Post lunch, get on the yellow line and head to the buzzing Chandni Chowk, a Mughal era market which is now also one of the country’s biggest. The market not only has a name for shopping but also for its several iconic eateries including a number of Paratha shops in Paranthewali Gali.
04.30 pm: Jantar Mantar – Rajiv Chowk (Blue/Yellow Line)
LAST STOP! Rajiv Chowk! A 5-minute walk from Delhi’s busiest metro station will take you to city’s Jantar Mantar, one of the 5 observatories built by Maharaja Jai Singh. It is one of the very few ancient architectures surviving in the middle of an urban jungle. It takes some time for us to understand the science behind each structure with a lot of confusion but surely leaves you astonished by the knowledge in astronomy by the Maharaja and his people.
5.30 pm: Connaught Place – Rajiv Chowk (Blue/Yellow Line)
Connaught Place is the go-to-go hangout place for anyone from the city or visiting it. CP is just not the address businesses wants but also an architect’s fantasy, courtesy of Edwin Lutyens and a tourist’s most loved spot in the city, thanks to all the shopping spots and the restos including some iconic names like Keventers, Wenger’s Deli, just to name a few. Even just taking a seat in one of the benches facing the shops or the Central Park in itself gives a soothing pleasure and the mammoth metro station right under the park makes you grateful on how both British era and modern architecture has combined to make CP a wonderful place of what it is today. End of the trip!

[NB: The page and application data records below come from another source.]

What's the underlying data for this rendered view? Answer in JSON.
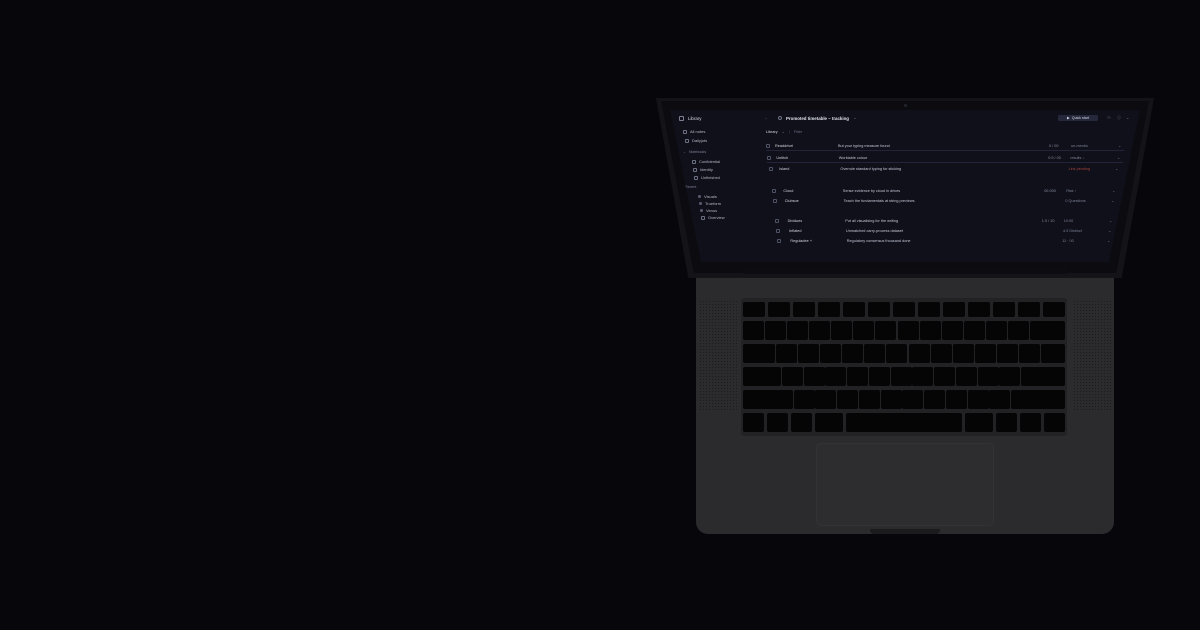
{
  "sidebar": {
    "title": "Library",
    "items": [
      {
        "label": "All notes"
      },
      {
        "label": "Dailyjots"
      }
    ],
    "groups": [
      {
        "label": "Notebooks",
        "items": [
          {
            "label": "Confidential"
          },
          {
            "label": "Identity"
          },
          {
            "label": "Unfinished"
          }
        ]
      },
      {
        "label": "Recent",
        "items": [
          {
            "label": "Visuals"
          },
          {
            "label": "Trueform"
          },
          {
            "label": "Venus"
          },
          {
            "label": "Overview"
          }
        ]
      }
    ]
  },
  "header": {
    "breadcrumb": "Promoted timetable – tracking",
    "share_label": "Quick start",
    "share_icon": "play-icon"
  },
  "filter": {
    "label": "Library",
    "secondary": "Filter"
  },
  "rows": [
    {
      "name": "Readdrivel",
      "desc": "But your typing measure found",
      "meta": "0 / 00",
      "tag": "un-mentio"
    },
    {
      "name": "Untitch",
      "desc": "Worktable colour",
      "meta": "0.9 / 00",
      "tag": "results ↓"
    },
    {
      "name": "Island",
      "desc": "Overrule standard typing for sticking",
      "meta": "",
      "tag": "Link pending"
    },
    {
      "name": "Cloud",
      "desc": "Sense evidence by cloud in drives",
      "meta": "00.000",
      "tag": "Risk ↑"
    },
    {
      "name": "Clubsoe",
      "desc": "Teach the fundamentals at string previews",
      "meta": "",
      "tag": "0 Questions"
    },
    {
      "name": "Dividues",
      "desc": "Put all visualising for the writing",
      "meta": "1.0 / 10",
      "tag": "10:00"
    },
    {
      "name": "Inflated",
      "desc": "Unmatched carry-process dataset",
      "meta": "",
      "tag": "4.9 Distinct"
    },
    {
      "name": "Reguladee +",
      "desc": "Regulatory consensus thousand done",
      "meta": "",
      "tag": "11 · 00"
    }
  ]
}
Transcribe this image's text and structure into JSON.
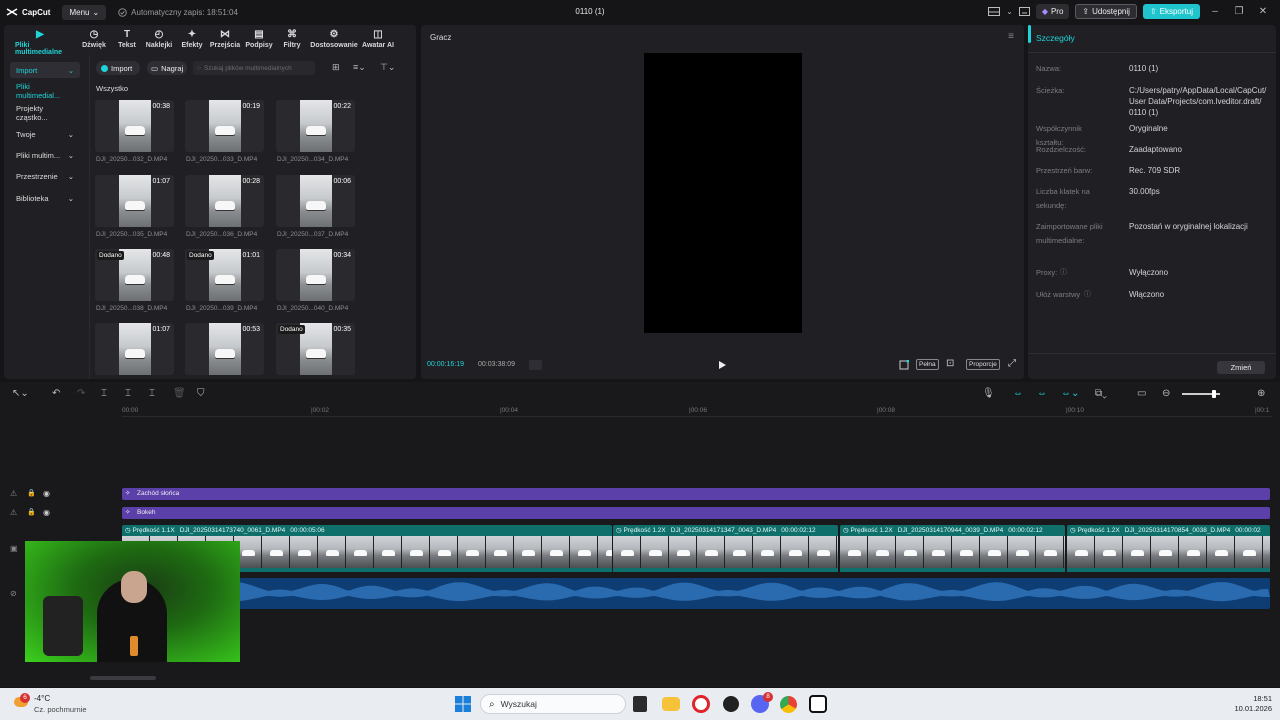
{
  "topbar": {
    "logo": "CapCut",
    "menu": "Menu",
    "autosave": "Automatyczny zapis: 18:51:04",
    "title": "0110 (1)",
    "pro": "Pro",
    "share": "Udostępnij",
    "export": "Eksportuj"
  },
  "media_tabs": [
    "Pliki multimedialne",
    "Dźwięk",
    "Tekst",
    "Naklejki",
    "Efekty",
    "Przejścia",
    "Podpisy",
    "Filtry",
    "Dostosowanie",
    "Awatar AI"
  ],
  "sidebar": [
    "Import",
    "Pliki multimedial...",
    "Projekty cząstko...",
    "Twoje",
    "Pliki multim...",
    "Przestrzenie",
    "Biblioteka"
  ],
  "media_toolbar": {
    "import": "Import",
    "record": "Nagraj",
    "search_placeholder": "Szukaj plików multimedialnych"
  },
  "media_section": "Wszystko",
  "media_items": [
    {
      "name": "DJI_20250...032_D.MP4",
      "duration": "00:38",
      "badge": ""
    },
    {
      "name": "DJI_20250...033_D.MP4",
      "duration": "00:19",
      "badge": ""
    },
    {
      "name": "DJI_20250...034_D.MP4",
      "duration": "00:22",
      "badge": ""
    },
    {
      "name": "DJI_20250...035_D.MP4",
      "duration": "01:07",
      "badge": ""
    },
    {
      "name": "DJI_20250...036_D.MP4",
      "duration": "00:28",
      "badge": ""
    },
    {
      "name": "DJI_20250...037_D.MP4",
      "duration": "00:06",
      "badge": ""
    },
    {
      "name": "DJI_20250...038_D.MP4",
      "duration": "00:48",
      "badge": "Dodano"
    },
    {
      "name": "DJI_20250...039_D.MP4",
      "duration": "01:01",
      "badge": "Dodano"
    },
    {
      "name": "DJI_20250...040_D.MP4",
      "duration": "00:34",
      "badge": ""
    },
    {
      "name": "",
      "duration": "01:07",
      "badge": ""
    },
    {
      "name": "",
      "duration": "00:53",
      "badge": ""
    },
    {
      "name": "",
      "duration": "00:35",
      "badge": "Dodano"
    }
  ],
  "player": {
    "title": "Gracz",
    "current_time": "00:00:16:19",
    "total_time": "00:03:38:09",
    "full": "Pełna",
    "ratio": "Proporcje"
  },
  "details": {
    "title": "Szczegóły",
    "rows": [
      {
        "label": "Nazwa:",
        "value": "0110 (1)"
      },
      {
        "label": "Ścieżka:",
        "value": "C:/Users/patry/AppData/Local/CapCut/ User Data/Projects/com.lveditor.draft/ 0110 (1)"
      },
      {
        "label": "Współczynnik kształtu:",
        "value": "Oryginalne"
      },
      {
        "label": "Rozdzielczość:",
        "value": "Zaadaptowano"
      },
      {
        "label": "Przestrzeń barw:",
        "value": "Rec. 709 SDR"
      },
      {
        "label": "Liczba klatek na sekundę:",
        "value": "30.00fps"
      },
      {
        "label": "Zaimportowane pliki multimedialne:",
        "value": "Pozostań w oryginalnej lokalizacji"
      },
      {
        "label": "Proxy:",
        "value": "Wyłączono"
      },
      {
        "label": "Ułóż warstwy",
        "value": "Włączono"
      }
    ],
    "change": "Zmień"
  },
  "timeline": {
    "ruler": [
      "00:00",
      "|00:02",
      "|00:04",
      "|00:06",
      "|00:08",
      "|00:10",
      "|00:1"
    ],
    "effect_tracks": [
      "Zachód słońca",
      "Bokeh"
    ],
    "clips": [
      {
        "speed": "Prędkość 1.1X",
        "name": "DJI_20250314173740_0061_D.MP4",
        "duration": "00:00:05:06"
      },
      {
        "speed": "Prędkość 1.2X",
        "name": "DJI_20250314171347_0043_D.MP4",
        "duration": "00:00:02:12"
      },
      {
        "speed": "Prędkość 1.2X",
        "name": "DJI_20250314170944_0039_D.MP4",
        "duration": "00:00:02:12"
      },
      {
        "speed": "Prędkość 1.2X",
        "name": "DJI_20250314170854_0038_D.MP4",
        "duration": "00:00:02"
      }
    ]
  },
  "taskbar": {
    "temperature": "-4°C",
    "weather": "Cz. pochmurnie",
    "weather_badge": "6",
    "search": "Wyszukaj",
    "time": "18:51",
    "date": "10.01.2026",
    "discord_badge": "8"
  },
  "colors": {
    "accent": "#1fc4cc",
    "effect_track": "#5a40a8",
    "clip": "#0e6f6b"
  }
}
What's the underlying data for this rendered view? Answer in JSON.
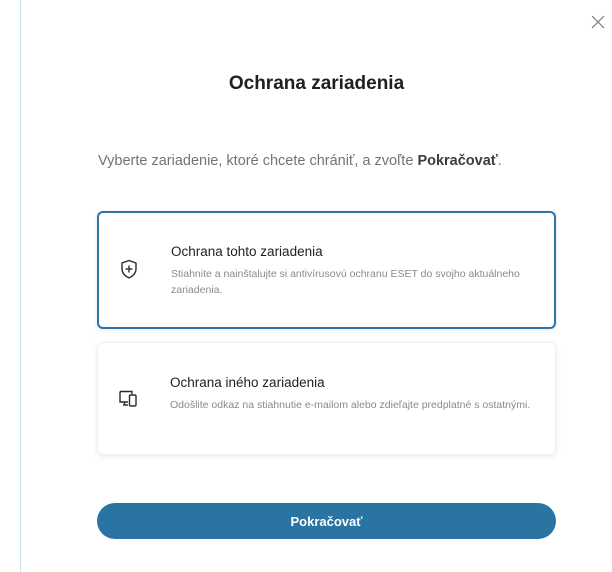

Delhi is such a historic, finely planned and a well-connected place that makes it a must-visit city for all. Credits to the Mughals for the monuments they built, Edwin Lutyens and Herbert Baker for the planning of New Delhi and E. Sreedharan & his team for building the incredible Delhi Metro. To make your trip even better, get hold of William Dalrymple’s ‘City of Djinns’ book and read it either before, during the journey or after. I have fallen in love with Delhi at first sight and I hope everyone will.